- **Task inputs**:
------
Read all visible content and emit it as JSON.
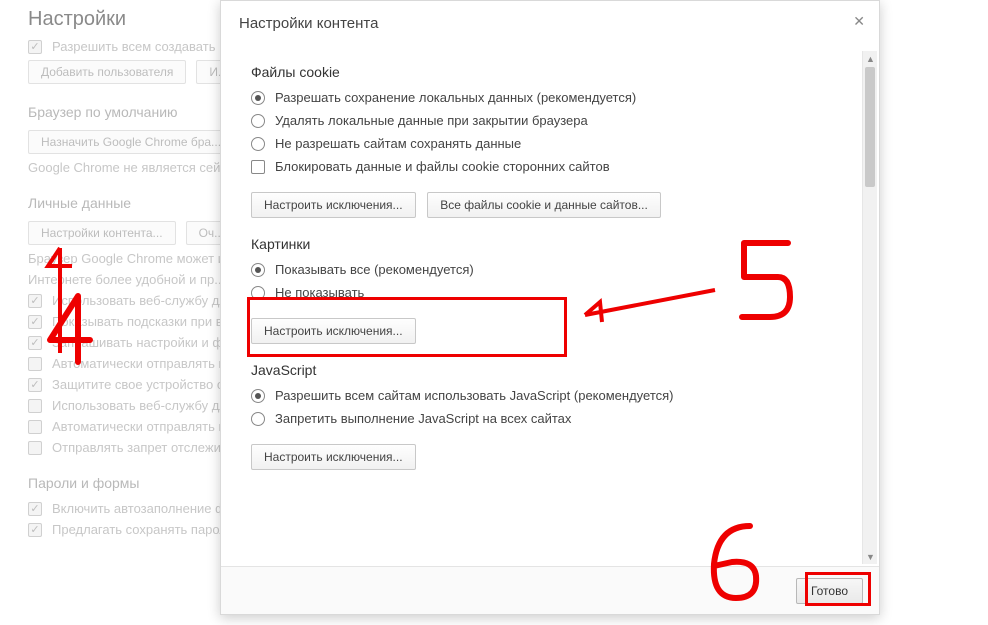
{
  "bg": {
    "title": "Настройки",
    "users": {
      "allow_all": "Разрешить всем создавать п...",
      "add_user": "Добавить пользователя",
      "and": "И..."
    },
    "default_browser": {
      "title": "Браузер по умолчанию",
      "set_btn": "Назначить Google Chrome бра...",
      "not_default": "Google Chrome не является сей..."
    },
    "privacy": {
      "title": "Личные данные",
      "content_btn": "Настройки контента...",
      "clear_btn": "Оч...",
      "line1": "Браузер Google Chrome может и...",
      "line2": "Интернете более удобной и пр...",
      "opts": [
        "Использовать веб-службу дл...",
        "Показывать подсказки при в...",
        "Запрашивать настройки и фа...",
        "Автоматически отправлять в...",
        "Защитите свое устройство о...",
        "Использовать веб-службу дл...",
        "Автоматически отправлять в...",
        "Отправлять запрет отслежи..."
      ]
    },
    "passwords": {
      "title": "Пароли и формы",
      "opt1": "Включить автозаполнение ф...",
      "opt2": "Предлагать сохранять пароли для сайтов Настроить"
    }
  },
  "modal": {
    "title": "Настройки контента",
    "cookies": {
      "heading": "Файлы cookie",
      "opts": [
        "Разрешать сохранение локальных данных (рекомендуется)",
        "Удалять локальные данные при закрытии браузера",
        "Не разрешать сайтам сохранять данные"
      ],
      "block_third": "Блокировать данные и файлы cookie сторонних сайтов",
      "exceptions_btn": "Настроить исключения...",
      "all_cookies_btn": "Все файлы cookie и данные сайтов..."
    },
    "images": {
      "heading": "Картинки",
      "show_all": "Показывать все (рекомендуется)",
      "dont_show": "Не показывать",
      "exceptions_btn": "Настроить исключения..."
    },
    "js": {
      "heading": "JavaScript",
      "allow": "Разрешить всем сайтам использовать JavaScript (рекомендуется)",
      "block": "Запретить выполнение JavaScript на всех сайтах",
      "exceptions_btn": "Настроить исключения..."
    },
    "done": "Готово"
  },
  "annotations": {
    "five": "5",
    "six": "6",
    "four": "4"
  }
}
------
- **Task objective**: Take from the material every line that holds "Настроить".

- **Written answer**:
      "opt2": "Предлагать сохранять пароли для сайтов Настроить"
      "exceptions_btn": "Настроить исключения...",
      "exceptions_btn": "Настроить исключения..."
      "exceptions_btn": "Настроить исключения..."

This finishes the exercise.